As a matter of fact, the current environment shows the weakest net interest margins for the last 30 years! To make matters worse, I believe that sooner or later (probably sooner) the government is going to be forced to stop thier core inflation charade as energy, food, housing, and the materials used to produce these commodities, skyrocket through the clouds and into outer space. Of course inflation is under control as long as you don't have to eat, drink, drive or sleep in warm shelter! If real inflation forces the feds hands into raising rates, even just a little, the banks are toast. That little dip in NIMs at 1985 in the graph was probably the straw that broke the camel's back in the S&L crisis. Yes, Mr. Bernanke --- Conundrum! Or maybe not. Mr. Paulson said the worst is behind us!
Below, you can see where we have a whole lot more loans to default on than we did in the S&L crisis, even after adjusting for inflation (not reflected in the chart).
So, after taking all of this into consideration, you can see why I don't think the worst is behind us. As a matter of fact, many focus on subprime, and more recently HELOCs (for good reason). Here is an interesting article on Calculated Risk regarding the losses on HELOC's being understated because the servicers are too busy to get timely information out. But (I know, never start a sentence with a conjuntion, but this is my blog - Enlgish teachers are not allowed here), if one simply takes a gander at what is really going on, you will find there is a broad field to choose from when selecting banks to short.
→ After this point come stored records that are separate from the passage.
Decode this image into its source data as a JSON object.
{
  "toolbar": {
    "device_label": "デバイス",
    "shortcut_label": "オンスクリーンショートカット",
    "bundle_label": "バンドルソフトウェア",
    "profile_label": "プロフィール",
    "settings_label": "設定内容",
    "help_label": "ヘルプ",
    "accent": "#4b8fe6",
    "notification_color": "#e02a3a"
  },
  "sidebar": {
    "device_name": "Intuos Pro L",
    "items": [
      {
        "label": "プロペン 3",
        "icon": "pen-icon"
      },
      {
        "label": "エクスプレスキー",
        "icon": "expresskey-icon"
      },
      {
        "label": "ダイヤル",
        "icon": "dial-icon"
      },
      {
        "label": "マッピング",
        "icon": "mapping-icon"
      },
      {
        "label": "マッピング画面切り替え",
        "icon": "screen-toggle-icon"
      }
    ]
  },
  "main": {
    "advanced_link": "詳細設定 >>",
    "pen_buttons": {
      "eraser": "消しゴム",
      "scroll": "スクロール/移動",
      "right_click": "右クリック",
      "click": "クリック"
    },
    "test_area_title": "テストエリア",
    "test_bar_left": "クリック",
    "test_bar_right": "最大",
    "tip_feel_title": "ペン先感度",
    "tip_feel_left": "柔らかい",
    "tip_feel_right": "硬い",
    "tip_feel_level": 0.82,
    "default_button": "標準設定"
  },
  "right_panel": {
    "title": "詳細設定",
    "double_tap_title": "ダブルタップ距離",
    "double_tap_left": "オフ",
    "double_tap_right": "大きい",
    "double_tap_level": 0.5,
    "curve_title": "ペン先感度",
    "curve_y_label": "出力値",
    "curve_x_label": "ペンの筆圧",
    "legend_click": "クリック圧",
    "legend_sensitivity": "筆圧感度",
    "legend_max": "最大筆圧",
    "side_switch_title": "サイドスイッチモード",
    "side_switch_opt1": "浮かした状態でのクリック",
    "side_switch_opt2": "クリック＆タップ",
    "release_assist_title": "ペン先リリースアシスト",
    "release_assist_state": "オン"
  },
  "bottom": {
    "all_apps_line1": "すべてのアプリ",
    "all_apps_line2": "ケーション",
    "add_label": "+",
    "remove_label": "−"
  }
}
I think I'll end this here. My next research post will be on muni losses affecting credit default swaps, charge offs in the banking sector, more bank short candidates that I chose to bypass, and a homebuilder update. I will also be hosting a high net worth and institutional investor pow wow on the Hudson River leaving from Chelsea Piers in Manhattan, for anyone of the aforementioned interested in my opinions and outlooks. Stay tuned.